Richard is kind of an all or nothing person. He wanted a specific professional range installed, wider than the current freestanding unit, so that meant new cabinets. Since we couldn’t get new cabinets, no new stove. We’re still stuck with the stove, but I cook on it every single night and have come to terms with it.

And Richard is coming to terms with my idea that we can make small updates to the kitchen, biding our time until we do the entire renovation. I kind of snuck this up on him. 


Plastic, 1980's era kitchen hardware.

Plastic, 1980's era kitchen hardware.

The grey formica cabinet boxes were in good shape, and blandly modern. If I were gutting the kitchen now, obviously a modern kitchen would not be my first choice for this historic house. 

The hardware was stuck in the 1980’s, however. One night, I was paging through one of my Van Dyke’s Restoraters catalogs and they had pages and pages of traditional, historic cabinet hardware. But I saw one modern stainless steel style handle in all that and thought: “That’s it. Why fight what’s there? Let the kitchen be modern for a few years until we do the big renovation.”

A simple alteration of the hardware could change the entire look of the cabinets, but Van Dykes was asking $10.00 per handle. I checked at Lowes and Home Depot, and their prices were about the same. Just making this little change would cost me $400.00 plus change. It was hard to spend that, knowing that in a few years, we’d be ditching the cabinets for another style. 

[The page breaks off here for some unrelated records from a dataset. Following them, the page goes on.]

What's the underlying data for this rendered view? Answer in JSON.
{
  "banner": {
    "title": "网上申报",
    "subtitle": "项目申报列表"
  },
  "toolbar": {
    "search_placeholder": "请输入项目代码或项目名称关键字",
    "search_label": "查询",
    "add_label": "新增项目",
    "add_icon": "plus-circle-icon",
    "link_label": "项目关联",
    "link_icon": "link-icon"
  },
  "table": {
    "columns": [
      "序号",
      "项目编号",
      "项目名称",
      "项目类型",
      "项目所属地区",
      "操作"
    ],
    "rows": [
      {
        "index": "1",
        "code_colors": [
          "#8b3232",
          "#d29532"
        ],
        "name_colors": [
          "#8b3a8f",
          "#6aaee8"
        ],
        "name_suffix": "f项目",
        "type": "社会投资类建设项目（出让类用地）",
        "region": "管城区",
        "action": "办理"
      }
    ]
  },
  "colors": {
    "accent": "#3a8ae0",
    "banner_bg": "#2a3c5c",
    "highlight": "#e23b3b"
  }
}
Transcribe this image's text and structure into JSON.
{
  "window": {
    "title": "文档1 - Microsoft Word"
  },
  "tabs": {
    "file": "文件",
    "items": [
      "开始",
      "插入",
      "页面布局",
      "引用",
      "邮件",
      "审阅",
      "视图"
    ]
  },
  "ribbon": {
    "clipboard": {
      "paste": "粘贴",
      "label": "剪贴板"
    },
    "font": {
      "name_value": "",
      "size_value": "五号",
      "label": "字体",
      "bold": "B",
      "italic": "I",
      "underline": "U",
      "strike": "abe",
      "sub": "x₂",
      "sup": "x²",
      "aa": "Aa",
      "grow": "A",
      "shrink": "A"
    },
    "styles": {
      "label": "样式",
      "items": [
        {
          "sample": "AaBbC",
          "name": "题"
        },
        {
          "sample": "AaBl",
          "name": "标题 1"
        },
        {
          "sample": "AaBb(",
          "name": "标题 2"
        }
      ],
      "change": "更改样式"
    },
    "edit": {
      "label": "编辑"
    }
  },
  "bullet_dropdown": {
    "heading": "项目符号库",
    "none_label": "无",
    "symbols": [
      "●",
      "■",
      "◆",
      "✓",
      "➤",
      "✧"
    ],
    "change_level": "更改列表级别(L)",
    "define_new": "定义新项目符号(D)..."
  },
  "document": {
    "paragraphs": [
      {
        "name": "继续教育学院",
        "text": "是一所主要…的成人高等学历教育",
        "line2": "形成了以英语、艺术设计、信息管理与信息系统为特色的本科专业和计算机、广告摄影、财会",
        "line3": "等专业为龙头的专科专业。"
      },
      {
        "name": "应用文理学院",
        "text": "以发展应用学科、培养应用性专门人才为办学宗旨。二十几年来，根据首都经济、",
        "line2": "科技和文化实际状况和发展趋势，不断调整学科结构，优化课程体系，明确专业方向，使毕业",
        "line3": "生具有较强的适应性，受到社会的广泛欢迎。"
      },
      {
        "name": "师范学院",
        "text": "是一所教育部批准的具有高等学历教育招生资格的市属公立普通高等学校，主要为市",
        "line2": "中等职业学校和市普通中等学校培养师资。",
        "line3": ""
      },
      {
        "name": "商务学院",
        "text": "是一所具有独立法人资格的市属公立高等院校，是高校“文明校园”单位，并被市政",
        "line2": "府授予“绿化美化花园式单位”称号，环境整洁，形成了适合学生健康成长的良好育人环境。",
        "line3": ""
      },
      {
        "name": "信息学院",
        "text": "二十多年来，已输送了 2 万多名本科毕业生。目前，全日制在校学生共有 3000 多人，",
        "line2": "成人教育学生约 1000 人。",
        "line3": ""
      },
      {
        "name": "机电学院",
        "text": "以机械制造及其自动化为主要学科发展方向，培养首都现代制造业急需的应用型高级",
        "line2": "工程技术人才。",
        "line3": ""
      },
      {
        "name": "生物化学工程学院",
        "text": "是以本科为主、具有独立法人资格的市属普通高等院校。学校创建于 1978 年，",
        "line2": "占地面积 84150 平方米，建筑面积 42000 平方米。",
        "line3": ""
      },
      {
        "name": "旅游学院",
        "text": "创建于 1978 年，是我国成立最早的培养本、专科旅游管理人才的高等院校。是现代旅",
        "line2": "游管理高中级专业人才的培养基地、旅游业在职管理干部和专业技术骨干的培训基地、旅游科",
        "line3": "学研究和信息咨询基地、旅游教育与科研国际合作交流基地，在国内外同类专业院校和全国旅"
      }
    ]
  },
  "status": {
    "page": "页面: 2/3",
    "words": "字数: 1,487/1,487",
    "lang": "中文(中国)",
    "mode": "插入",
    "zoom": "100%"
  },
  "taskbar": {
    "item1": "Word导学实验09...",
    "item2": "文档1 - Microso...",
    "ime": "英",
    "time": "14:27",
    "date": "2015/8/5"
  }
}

So I stewed over this for a few days… and then quite randomly checked eBay. And lo, and behold… the hardware I wanted was available in quantities for $1.88 a piece!

Needless to say, “SOLD!” For a $84.00 and shipping, I could do small update that would completely change the look of the kitchen.


An Easy (and Inexpensive Fix)

Modern Stainless Hardware: An Easy (and inexpensive fix)

Laurel Street Blog

Nate and Louis

Well, hey there. I'm Nathan and this is the Laurel Street Blog. It's a place for talking about design, decor and DIY (with small amounts of snarkery snuck in). I'm a pretty restless guy who loves house projects and lives in a 150+ year old cottage on Laurel Street in New Orleans. Since the house always has something going on with it (or falling off of it) I'm subsequently blessed with a never-ending supply of Web content to share. Oh - and you can drop me a line anytime Enjoy!

Can I get a tweet up in here? Follow along @LaurelStreet

The Laurel Street Cottage

January 2009